**RECORDS FOR THIS TASK**.
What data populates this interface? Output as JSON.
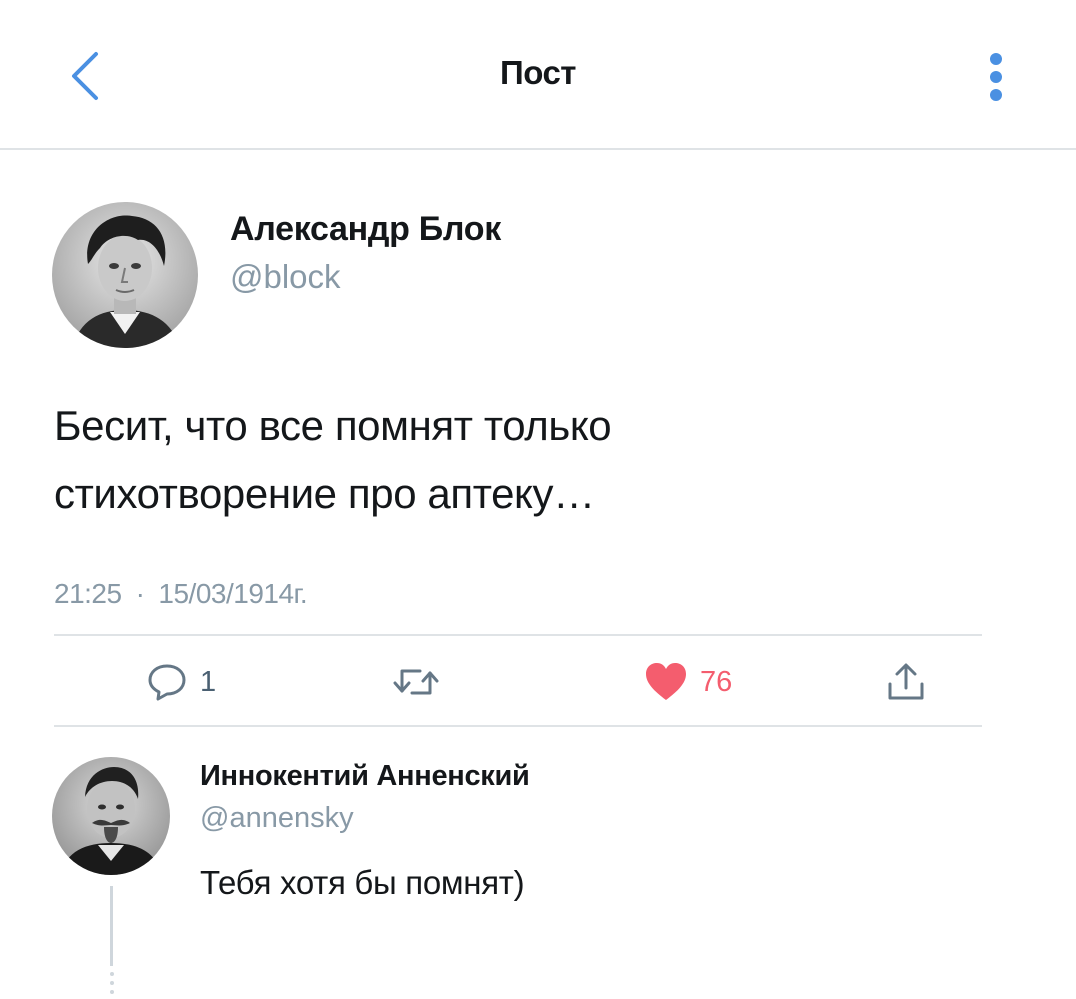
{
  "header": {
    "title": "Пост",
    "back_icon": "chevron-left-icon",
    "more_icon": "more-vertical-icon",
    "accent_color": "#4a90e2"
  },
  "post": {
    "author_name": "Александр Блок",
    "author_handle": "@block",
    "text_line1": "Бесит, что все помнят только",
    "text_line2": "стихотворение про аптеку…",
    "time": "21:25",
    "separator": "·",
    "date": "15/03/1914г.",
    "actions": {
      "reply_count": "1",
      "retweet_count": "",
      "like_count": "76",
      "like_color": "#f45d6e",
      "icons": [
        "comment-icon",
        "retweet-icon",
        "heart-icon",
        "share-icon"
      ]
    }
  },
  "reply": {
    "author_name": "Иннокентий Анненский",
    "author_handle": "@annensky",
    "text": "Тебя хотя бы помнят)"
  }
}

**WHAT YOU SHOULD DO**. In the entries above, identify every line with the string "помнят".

**SOLUTION**.
    "text_line1": "Бесит, что все помнят только",
    "text": "Тебя хотя бы помнят)"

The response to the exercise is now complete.